Maine Retiree Pensions

Appropriations Committee meeting scheduled to consider additional spending


The Maine Legislature announced last week that it will reconvene for a single day on May 10 to respond to Gov. Janet Mills’ vetoes of a small number of bills passed by lawmakers in the waning days of session that ended on April 17. In addition, legislative leadership has indicated that they intend to pass new laws on May 10, and recently, we received confirmation of this plan in the form of a scheduled meeting of the Appropriations and Financial Affairs Committee. The meeting will be held on May 7 and will address bills that have been placed on the Special Appropriations Table.

The Legislature’s desire to pass new bills on Veto Day stems from an over $11 million remaining in unallocated surplus following passage of the supplemental budget, which they apparently lost track of and forgot to spend. If left unallocated, this money would go to highway projects and future budget stabilization, but our Legislature wants to spend it now. This is a desperate move by Democratic leadership to assert control and capture more spending before they leave office. Furthermore, much of the legislation remaining on the Special Appropriations Table is absurd and simply wasteful.

One is LD 25, “An Act to Provide Indigenous Peoples Free Access to State Parks.” This bill would provide members of any federally recognized Native American tribe with publicly-funded access to all state parks. If LD 25 applied only to tribes that were from Maine, or only to parks with historic value to tribes, the bill might be more reasonable, but it applies to all parks and all tribes. The Navajo Nation is a federally recognized tribe, and their territory was historically entirely in the southwest. Thus, it makes little fiscal sense to allow a Navajo Nation member free access to all state parks simply because they are Native American. 

Another is LD 669, “An Act to Create the Public Art Fund.” This bill would require the state to spend $5 million creating an art fund to support schools, libraries, and government offices in their ability to purchase art. It may be intended to allow schools and libraries to decorate their buildings, but the language here is far too broad. The bill’s definition of art includes “demonstrations” of “activities” and “performing” a “task.” While being flexible on what is or is not art is an important exercise for college professors, using language this broad is utterly inappropriate when $5 million is on the table. 

Other downright strange pieces of legislation on the Special Appropriations Table include LDs 1858, 1621, and 1929. Respectively, these bills would provide public MaineCcare funding for circumcisions, require evaluation of climate effects along racial lines, and require home building contractors to receive a license to operate. While the first two are clearly absurd, the third is not just unnecessary but dangerous considering the massive housing crisis Maine is suffering from and the extra downward pressure this kind of regulation would put on the housing supply.

While the AFA Committee should not pass any bill from the Special Appropriations Table on Veto Day, there is one piece of legislation that would be better than the other options. LD 2143, “An Act to Exempt from Sales Tax the Sale and Delivery of All Residential Electricity” would do just what its title states. This bill would benefit all Mainers significantly by allowing them to keep millions of dollars that the government would have otherwise taken from them in taxes on top of their electricity bills. If the Legislature were to pass any new laws on Veto Day, it should be this. 
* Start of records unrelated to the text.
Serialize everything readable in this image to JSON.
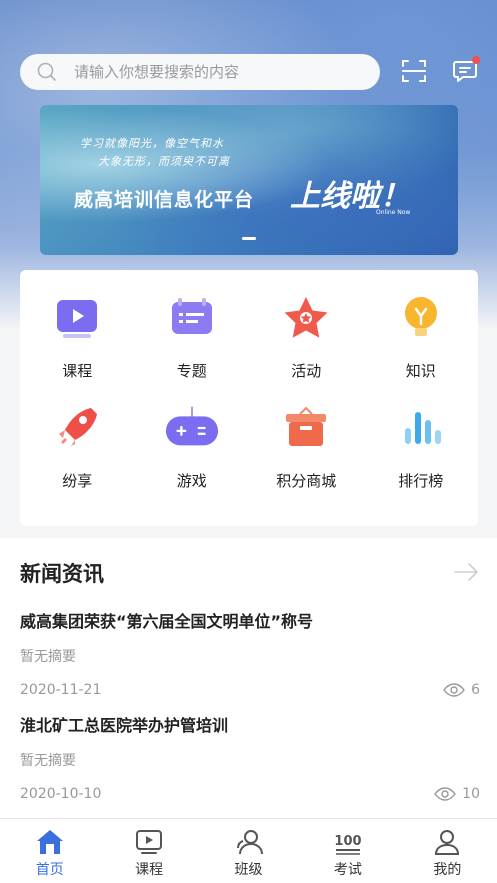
{
  "search": {
    "placeholder": "请输入你想要搜索的内容"
  },
  "banner": {
    "line1": "学习就像阳光，像空气和水",
    "line2": "大象无形，而须臾不可离",
    "title": "威高培训信息化平台",
    "title_big": "上线啦！",
    "online": "Online Now"
  },
  "grid": [
    {
      "label": "课程",
      "icon": "course-icon"
    },
    {
      "label": "专题",
      "icon": "topic-icon"
    },
    {
      "label": "活动",
      "icon": "activity-icon"
    },
    {
      "label": "知识",
      "icon": "knowledge-icon"
    },
    {
      "label": "纷享",
      "icon": "share-icon"
    },
    {
      "label": "游戏",
      "icon": "game-icon"
    },
    {
      "label": "积分商城",
      "icon": "points-mall-icon"
    },
    {
      "label": "排行榜",
      "icon": "ranking-icon"
    }
  ],
  "news": {
    "heading": "新闻资讯",
    "items": [
      {
        "title": "威高集团荣获“第六届全国文明单位”称号",
        "summary": "暂无摘要",
        "date": "2020-11-21",
        "views": "6"
      },
      {
        "title": "淮北矿工总医院举办护管培训",
        "summary": "暂无摘要",
        "date": "2020-10-10",
        "views": "10"
      }
    ]
  },
  "tabs": [
    {
      "label": "首页",
      "active": true
    },
    {
      "label": "课程"
    },
    {
      "label": "班级"
    },
    {
      "label": "考试"
    },
    {
      "label": "我的"
    }
  ],
  "colors": {
    "accent": "#3b6fe0",
    "badge": "#f0524f"
  }
}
However, passing new legislation of any kind on Veto Day would certainly violate Maine Revised Statutes, Title 3 §2. This law reads, “The times for adjournment for the first and 2nd regular sessions may also be extended for one additional legislative day for the purpose of considering possible objections of the Governor to any bill or resolution…”. 

This statute is why we have a Veto Day in Maine and describes exactly what purpose it serves: for the Legislature to address the governor’s vetoes. That’s it, nothing more. Therefore, the Legislature’s behavior clearly appears to be in violation of this law’s language. However, while the Legislature is behaving illegally, nothing can be done to stop them. All we can do is hope that whatever they end up doing does not deal too much damage, or that Gov. Mills will veto it.